» Exercise goal: Drop all images and give the records again exactly.

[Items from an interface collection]

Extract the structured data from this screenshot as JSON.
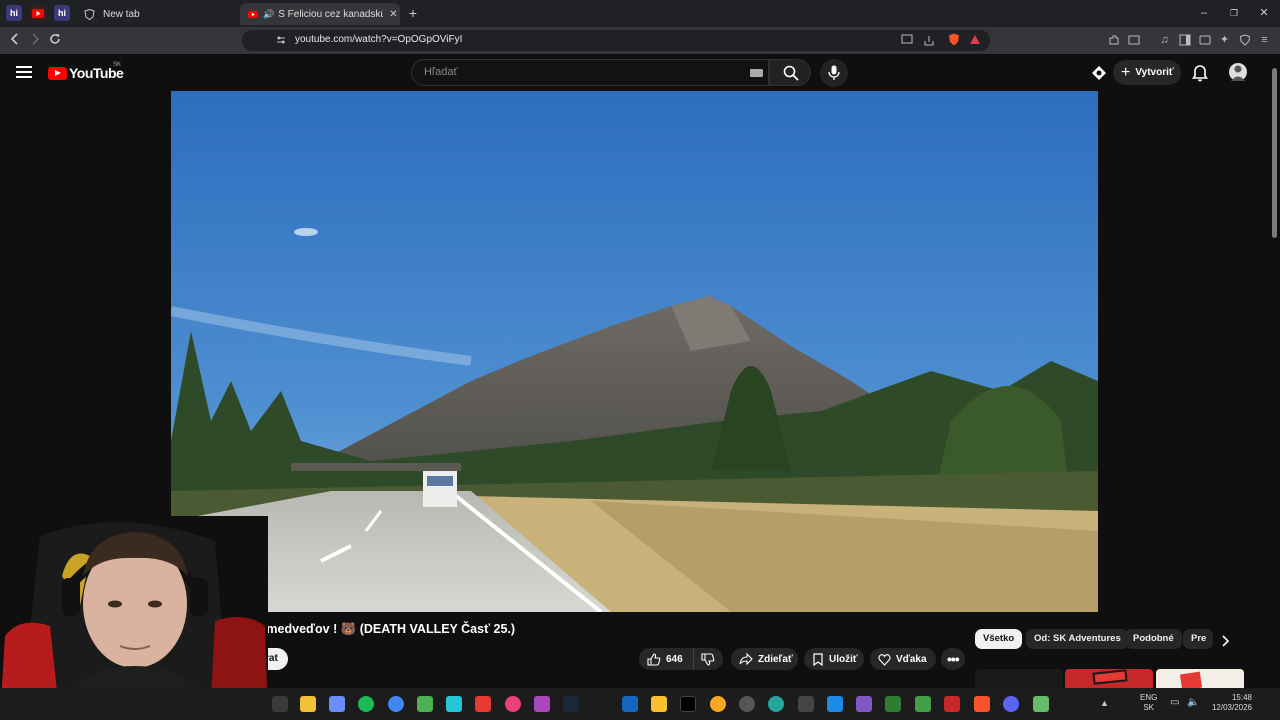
{
  "browser": {
    "pinned_tabs": [
      "hi",
      "yt",
      "hi"
    ],
    "tabs": [
      {
        "label": "New tab"
      },
      {
        "label": "S Feliciou cez kanadskú divoč"
      }
    ],
    "url": "youtube.com/watch?v=OpOGpOViFyI"
  },
  "youtube": {
    "logo_text": "YouTube",
    "country_code": "SK",
    "search_placeholder": "Hľadať",
    "create_label": "Vytvoriť"
  },
  "video": {
    "title": "ý medveďov ! 🐻 (DEATH VALLEY Časť 25.)",
    "subscribe_label": "rat",
    "likes": "646",
    "share_label": "Zdieľať",
    "save_label": "Uložiť",
    "thanks_label": "Vďaka"
  },
  "chips": [
    "Všetko",
    "Od: SK Adventures",
    "Podobné",
    "Pre"
  ],
  "taskbar": {
    "lang": "ENG",
    "layout": "SK",
    "time": "15:48",
    "date": "12/03/2026"
  },
  "colors": {
    "yt_red": "#ff0000",
    "background": "#0f0f0f",
    "chip_bg": "#272727"
  }
}
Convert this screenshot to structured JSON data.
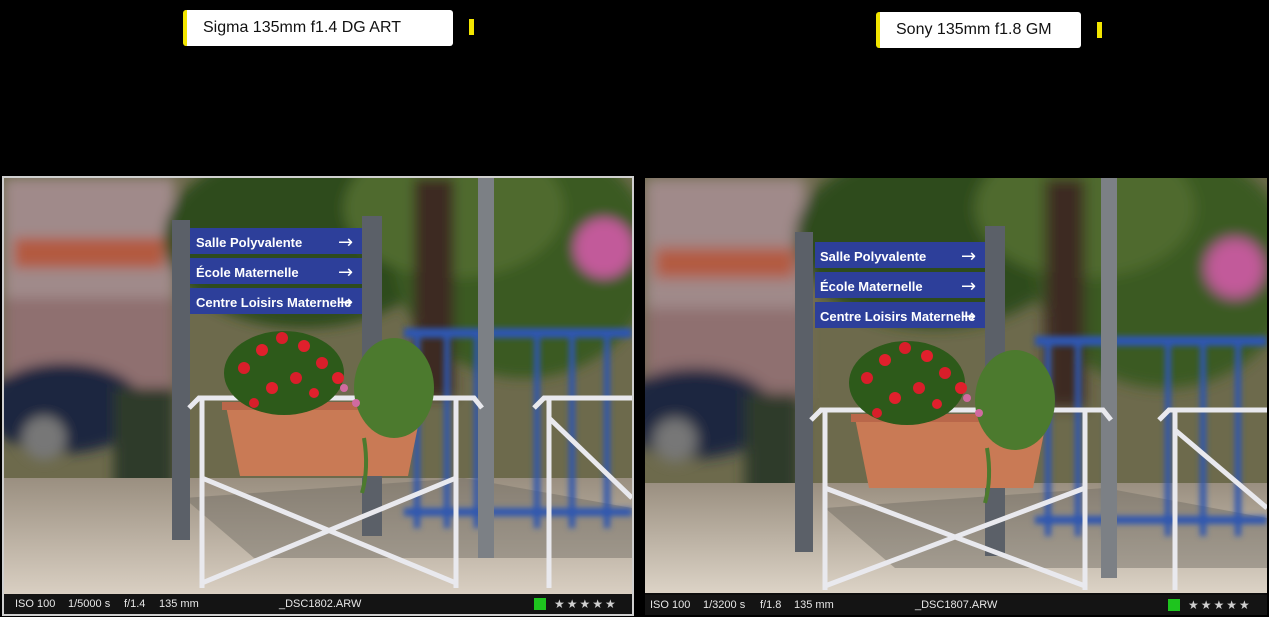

» Response to this task:
Extract the structured data from this screenshot as JSON.
{
  "browser": {
    "pinned_tabs": [
      "hi",
      "yt",
      "hi"
    ],
    "tabs": [
      {
        "label": "New tab"
      },
      {
        "label": "S Feliciou cez kanadskú divoč"
      }
    ],
    "url": "youtube.com/watch?v=OpOGpOViFyI"
  },
  "youtube": {
    "logo_text": "YouTube",
    "country_code": "SK",
    "search_placeholder": "Hľadať",
    "create_label": "Vytvoriť"
  },
  "video": {
    "title": "ý medveďov ! 🐻 (DEATH VALLEY Časť 25.)",
    "subscribe_label": "rat",
    "likes": "646",
    "share_label": "Zdieľať",
    "save_label": "Uložiť",
    "thanks_label": "Vďaka"
  },
  "chips": [
    "Všetko",
    "Od: SK Adventures",
    "Podobné",
    "Pre"
  ],
  "taskbar": {
    "lang": "ENG",
    "layout": "SK",
    "time": "15:48",
    "date": "12/03/2026"
  },
  "colors": {
    "yt_red": "#ff0000",
    "background": "#0f0f0f",
    "chip_bg": "#272727"
  }
}
Convert this screenshot to structured JSON data.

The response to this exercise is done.